Fine-Tuning Your Business Machine For Growth (or Survival) 

This is a really painful, painful place to be in business. It’s frustrating; your home life is probably starting to degrade a little bit. You’re bringing some stress home, and probably a lot of the good habits that you once had around working out and eating well are starting to diminish because you have so much responsibility on your plate.

The mistake that I see business owners make is that they’re trying to buy themselves out of work. They’re trying to buy back their time in this phase, and it’s a little too soon. You’re going to start to lay the groundwork, but you’re still primarily doing a lot of the work.

Even though you have some people working for you, whether maybe they’re part-time, maybe it’s one employee, maybe it’s some contractors, what you’re able to pay them isn’t really going to be what you could pay a real top-notch executive or performer.

We went from a time that was really deeply experimental, as it should be, to like you’re continuing to experiment. At some point, the experiments need to stop because you’re throwing too much spaghetti at the wall, you’re over-complicating things, and you’re funding growth projects that are at the wrong time.

Overinvesting In Marketing Assets Before You’re Frameworks Are Ready

One example that I can think of is service-based businesses, consultants, coaches, maybe accountants, or attorneys. I’ve seen financial planners do this. They want to write a book. Now, make no mistake: writing a book is a marketing tool, even for authors who are picked up by larger publishing houses.

They make their money on speaking, not necessarily on the sale of the book. If you’re going to write a book in your business, this is a marketing tool. At this phase, it’s probably too soon. You’re also going to need a ghostwriter, so there’s a cost to this. Then, you’re going to need to publish it, and you’re likely self-publishing.

This can very quickly run itself up to a $20,000 to $40,000 marketing expense, but you probably haven’t worked with enough clients to write this book, to give enough examples, to really detail your process in a way that’s going to lead to sales.

Scaling Your Systems Too Soon

You might be using something like Flodesk or Mailchimp for email. Then you might decide that you’re going to go with and move—because you’re a big business now—to something like Keap, and take on so much more of an expense.

Or this is where we start to see people thinking that they don’t need to use free tools anymore, that they’re going to pay for all their tools. Those are also ways that businesses in growth start to bleed out. This is a time when you want to be focused on niching down or narrowing your focus, being more discerning in your customers, your clients, and who you take on. You’re going to want to start firing some clients.
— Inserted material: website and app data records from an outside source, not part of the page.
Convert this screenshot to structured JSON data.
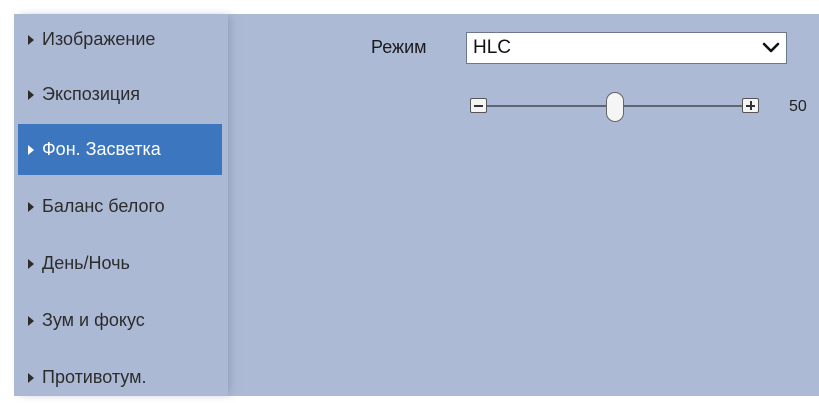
{
  "sidebar": {
    "items": [
      {
        "label": "Изображение"
      },
      {
        "label": "Экспозиция"
      },
      {
        "label": "Фон. Засветка",
        "active": true
      },
      {
        "label": "Баланс белого"
      },
      {
        "label": "День/Ночь"
      },
      {
        "label": "Зум и фокус"
      },
      {
        "label": "Противотум."
      }
    ]
  },
  "mode": {
    "label": "Режим",
    "selected": "HLC"
  },
  "slider": {
    "value": "50",
    "min": 0,
    "max": 100
  },
  "colors": {
    "background": "#adbad5",
    "active_item": "#3c76be",
    "active_text": "#ffffff"
  },
  "icons": {
    "nav_arrow": "triangle-right-icon",
    "dropdown": "chevron-down-icon",
    "decrease": "minus-icon",
    "increase": "plus-icon"
  }
}
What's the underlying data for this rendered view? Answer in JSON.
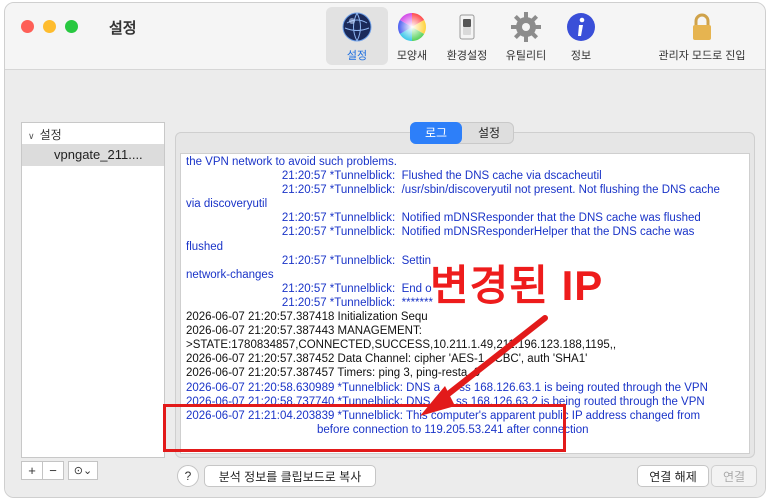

You want to start saying no.

This is where you need to really be discerning in your decision-making and start focusing on the great and not the good. You’re going to be raising your prices. You’re going to be streamlining your products and services. 
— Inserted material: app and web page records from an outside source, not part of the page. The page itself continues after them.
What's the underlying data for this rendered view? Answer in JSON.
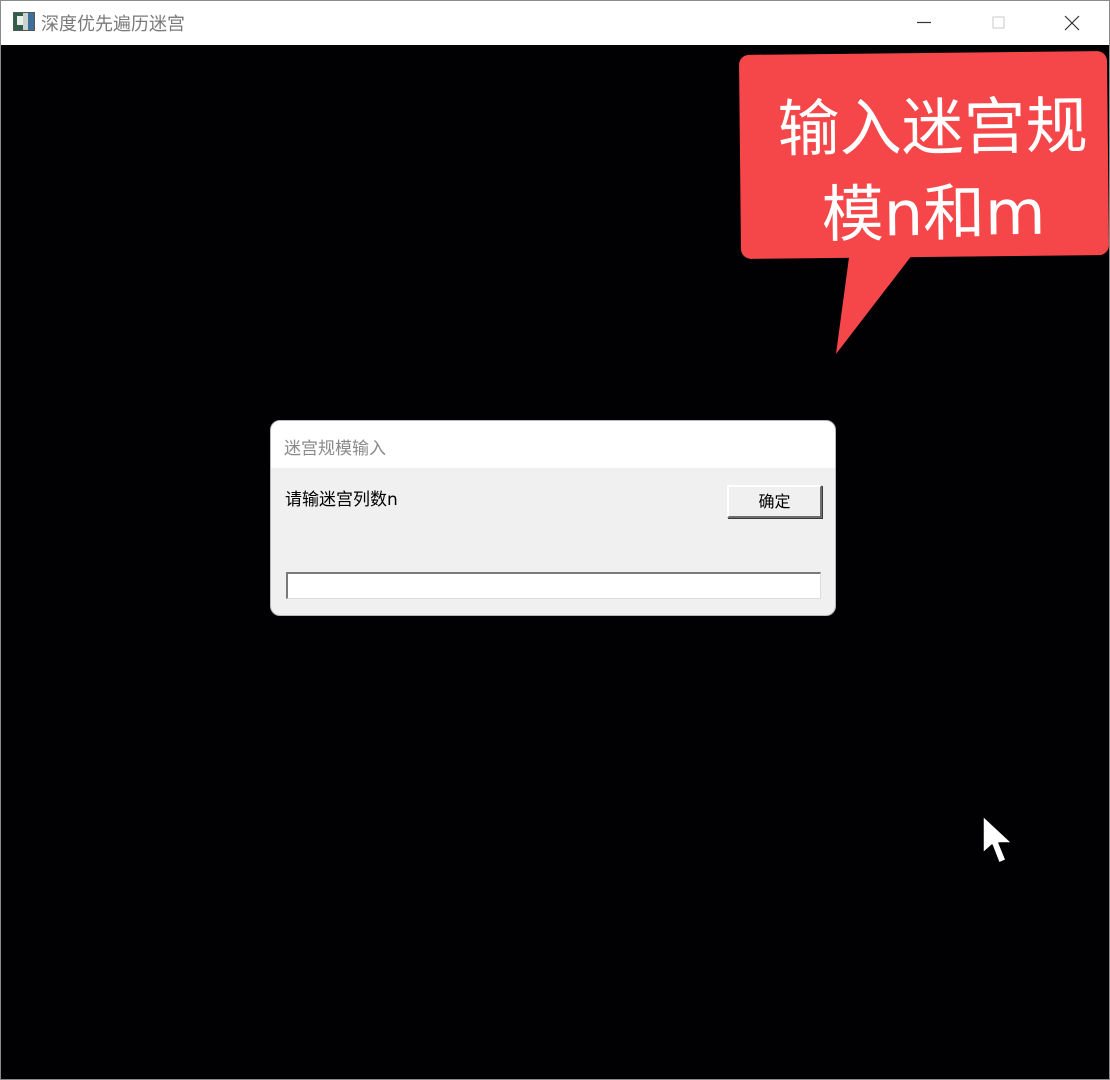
{
  "window": {
    "title": "深度优先遍历迷宫",
    "icon": "maze-app-icon",
    "controls": [
      "minimize-icon",
      "maximize-icon",
      "close-icon"
    ]
  },
  "callout": {
    "line1": "输入迷宫规",
    "line2": "模n和m",
    "color": "#f5464a"
  },
  "dialog": {
    "title": "迷宫规模输入",
    "prompt": "请输迷宫列数n",
    "ok_label": "确定",
    "input_value": "",
    "input_placeholder": ""
  },
  "colors": {
    "canvas_background": "#010104",
    "dialog_background": "#f0f0f0"
  }
}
Documentation and organizing all this stuff is important, and it comes later. You’re still in that chaos. You want to be moving fast right now. This is a place where many people get stuck, though. This is where people start to create themselves a job and not necessarily a business. 
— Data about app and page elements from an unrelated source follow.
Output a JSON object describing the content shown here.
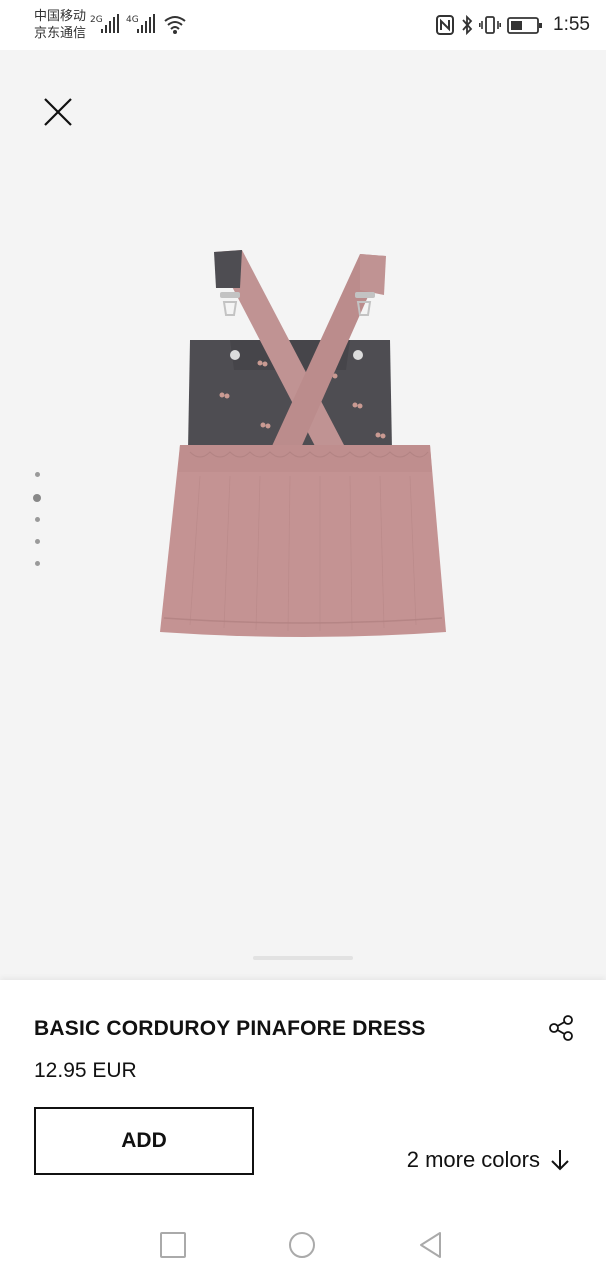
{
  "status_bar": {
    "carrier_line1": "中国移动",
    "carrier_line2": "京东通信",
    "network1": "2G",
    "network2": "4G",
    "time": "1:55"
  },
  "gallery": {
    "image_count": 5,
    "active_image": 2
  },
  "product": {
    "title": "BASIC CORDUROY PINAFORE DRESS",
    "price": "12.95 EUR",
    "add_label": "ADD",
    "more_colors_label": "2 more colors"
  },
  "colors": {
    "skirt": "#c49393",
    "bodice": "#4e4d52",
    "gallery_bg": "#f4f4f4"
  },
  "icons": {
    "close": "close-icon",
    "share": "share-icon",
    "arrow": "arrow-down-icon",
    "nav_recent": "square-icon",
    "nav_home": "circle-icon",
    "nav_back": "triangle-back-icon"
  }
}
If you hang out in this phase too long, this is where you start to be that stereotypical mom-and-pop. This is where if you hang out for too long, you’re going to be in feast-and-famine and survival mode.

Now, you only leave this stage if you’ve mastered your cash flow and if you know your numbers, which is why having something like Profit First is so important. 

I would probably speculate that the main reason why businesses don’t exit this stage is because they do not have this one system nailed down. 

What’s Next and How We Can Help

This year at The Bold Money Revolution, we’re honing in on those transformative shifts that can guide businesses from survival mode to growth and beyond. Are you stuck in that startup phase, struggling to transition? Keep an eye out for our six-week intensive program designed to free up your operational and mental bandwidth.